In the years that ensued, Slepak became one of the symbols of the Soviet refusenik community. He was a courageous, wise and humble man. He was loved by all who knew him. We were all guided by his pronouncements and requests.
I've met many people in my day who have made a difference for the Jewish community and the world at large. No man sacrificed more, and did more for human rights, than Slepak. When “Refusenik” was premiered at the Jerusalem Film Festival, I travelled to Israel for the event. Slepak was understandably featured prominently in the film, and I wanted to be there as his story and that of the others was told on the big screen. I met Volodya and his wife and human rights partner, Masha, in the lobby of the theater. We embraced and shed some tears. Never has a Sh'hechiyanu” meant more to me than it did on that night. I asked the film's producer, Laura Bialis, to take a picture of me and the Slepak's, which she did. That photo hung in my office where I could see it and be reminded of true courage every day.
Slepak has not been well for a while. Three years ago he moved from Israel to New York to be closer to his family. His passing was not a surprise, but it leaves a great void in our world. He will be laid to rest in Israel—in Jerusalem— for which he longed so much.
For me, Volodya was the personification of the reason we all fought for Soviet Jewry's freedom. We were fighting for him and, through him, for the rest of them.
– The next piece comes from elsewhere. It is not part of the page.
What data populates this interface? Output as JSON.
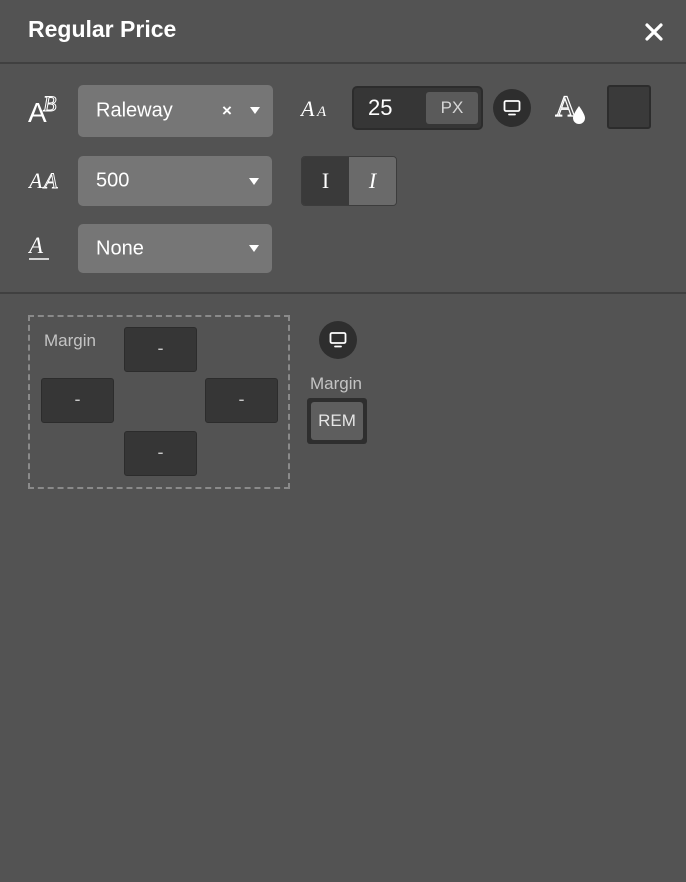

He will be missed, but what he taught us as Jews and as citizens of a bigger world is eternal.